Massachusetts
. The name "General Court" is a hold-over from the earliest days of the Massachusetts
Massachusetts
Bay Colony , when the colonial assembly, in addition to making laws, sat as a judicial court of appeals. Before the adoption of the state constitution in 1780, it was called the GREAT AND GENERAL COURT, but the official title was shortened by John Adams
John Adams
, author of the state constitution . It is a bicameral body. The upper house is the Massachusetts Senate which is composed of 40 members. The lower body, the Massachusetts
Massachusetts
House of Representatives , has 160 members. (Until 1978, it had 240 members) It meets in the Massachusetts State House on Beacon Hill in Boston
Boston
.

The current President of the Senate is Stan Rosenberg , and the Speaker of the House is Robert DeLeo . Democrats hold super-majorities in both chambers.

State Senators and Representatives both serve two-year terms.

CONTENTS

* 1 House of Representatives * 2 Senate * 3 Legislative procedure * 4 See also * 5 References * 6 Further reading * 7 External links

HOUSE OF REPRESENTATIVES

Main article: Massachusetts House of Representatives
Massachusetts House of Representatives

Each Representative represents about 40,000 residents. Representative districts are named for the primary county in which they are located, and tend to stay within one county, although some districts contain portions of adjacent counties. The current composition of the House is 126 Democrats and 34 Republicans.

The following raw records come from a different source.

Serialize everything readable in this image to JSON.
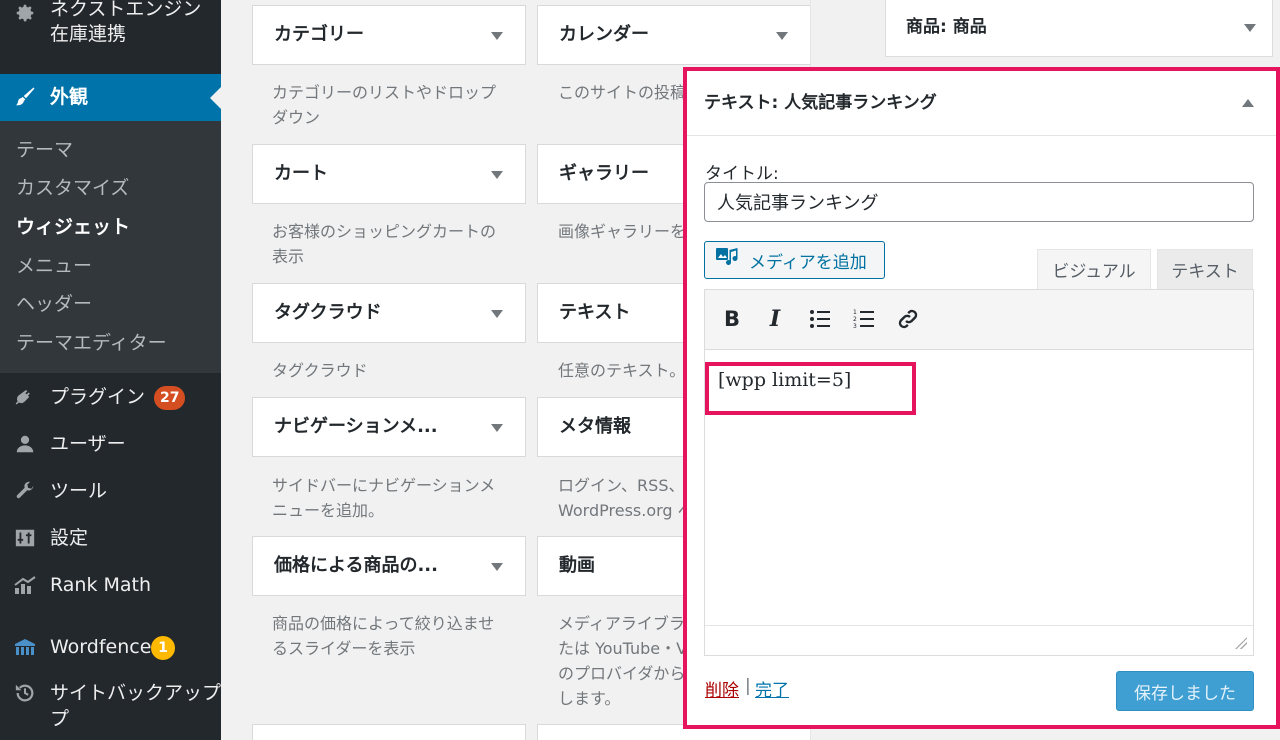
{
  "colors": {
    "sidebar_bg": "#23282d",
    "sidebar_active": "#0073aa",
    "highlight": "#e5145c",
    "plugin_badge": "#d54e21",
    "wordfence_badge": "#ffb900"
  },
  "sidebar": {
    "top_item": {
      "label": "ネクストエンジン\n在庫連携",
      "icon": "gear-icon"
    },
    "active_item": {
      "label": "外観",
      "icon": "paintbrush-icon"
    },
    "submenu": [
      {
        "label": "テーマ"
      },
      {
        "label": "カスタマイズ"
      },
      {
        "label": "ウィジェット"
      },
      {
        "label": "メニュー"
      },
      {
        "label": "ヘッダー"
      },
      {
        "label": "テーマエディター"
      }
    ],
    "items": [
      {
        "label": "プラグイン",
        "icon": "plugin-icon",
        "badge": "27"
      },
      {
        "label": "ユーザー",
        "icon": "user-icon"
      },
      {
        "label": "ツール",
        "icon": "wrench-icon"
      },
      {
        "label": "設定",
        "icon": "settings-icon"
      },
      {
        "label": "Rank Math",
        "icon": "rank-math-icon"
      },
      {
        "label": "Wordfence",
        "icon": "wordfence-icon",
        "badge": "1"
      },
      {
        "label": "サイトバックアップ\nプ",
        "icon": "history-icon"
      }
    ]
  },
  "widgets": {
    "left_column": [
      {
        "title": "カテゴリー",
        "desc": "カテゴリーのリストやドロップ\nダウン"
      },
      {
        "title": "カート",
        "desc": "お客様のショッピングカートの\n表示"
      },
      {
        "title": "タグクラウド",
        "desc": "タグクラウド"
      },
      {
        "title": "ナビゲーションメ...",
        "desc": "サイドバーにナビゲーションメ\nニューを追加。"
      },
      {
        "title": "価格による商品の...",
        "desc": "商品の価格によって絞り込ませ\nるスライダーを表示"
      }
    ],
    "right_column": [
      {
        "title": "カレンダー",
        "desc": "このサイトの投稿"
      },
      {
        "title": "ギャラリー",
        "desc": "画像ギャラリーを"
      },
      {
        "title": "テキスト",
        "desc": "任意のテキスト。"
      },
      {
        "title": "メタ情報",
        "desc": "ログイン、RSS、\nWordPress.org へ"
      },
      {
        "title": "動画",
        "desc": "メディアライブラ\nたは YouTube・V\nのプロバイダから\nします。"
      }
    ]
  },
  "sidebar_area": {
    "product_widget": {
      "title_bold": "商品",
      "title_rest": ": 商品"
    }
  },
  "text_widget": {
    "header_bold": "テキスト",
    "header_rest": ": 人気記事ランキング",
    "title_label": "タイトル:",
    "title_value": "人気記事ランキング",
    "add_media_label": "メディアを追加",
    "tab_visual": "ビジュアル",
    "tab_text": "テキスト",
    "content": "[wpp limit=5]",
    "delete_label": "削除",
    "separator": "|",
    "done_label": "完了",
    "save_label": "保存しました"
  }
}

SENATE

Main article: Massachusetts Senate

There are 40 senatorial districts in Massachusetts, named for the counties in which they are located. The current composition of the Senate is 34 Democrats and 6 Republicans .

LEGISLATIVE PROCEDURE

The General Court is responsible for enacting laws in the state. The two legislative branches work concurrently on pending laws brought before them.

Lawmaking begins in the House or Senate Clerk's office where petitions , bills , and resolves are filed and recorded in a docket book. The clerks number the bills and assign them to appropriate joint committees. There are 26 of these committees, each responsible for studying the bills which pertain to a specific area (i.e., taxation , education , health care , insurance , etc.). Each committee is composed of six senators and eleven representatives. The standing committees schedule public hearings for the individual bills, which afford citizens, legislators and lobbyists the opportunity to express their views. Committee members meet at a later time in executive session to review the public testimony and discuss the merits of each bill before making their recommendations to the full membership of the House or Senate. Note that the public may still observe "executive" sessions, but may not participate in these meetings. The committee then issues its report, recommending that a bill "ought to pass" or "ought not to pass" and the report is submitted to the Clerk's office.

The first reading of a favorably reported bill is automatic and occurs when the committee's report appears in the Journal of the House or Senate Clerk. Matters not requiring reference to another Joint, House or Senate committee are, following the first reading, referred without debate to the Committee on Steering and Policy in the Senate (except certain special laws relative to a city or town), or placed in the Orders of the Day (the Calendar) without debate, for a second reading in the House. If a bill affects the finances of the Commonwealth, it is referred to the Senate or House Committee on Ways and Means after the first reading. If it affects county finances, the bill is read and referred to the Committee on Counties of the House (if the matter is reported into the House). Adverse reports ("ought not to pass") are also referred to the Committee on Steering and Policy in the Senate or placed without debate in the Orders of the Day for the next session of the House. Acceptance by either branch of an adverse report is considered the final rejection and the matter of the matter. However, an adverse report can be overturned. A member may move to substitute the bill for the report, and, if the motion to substitute carries, the matter is then given its first reading and follows the same procedure as if reported favorably by comm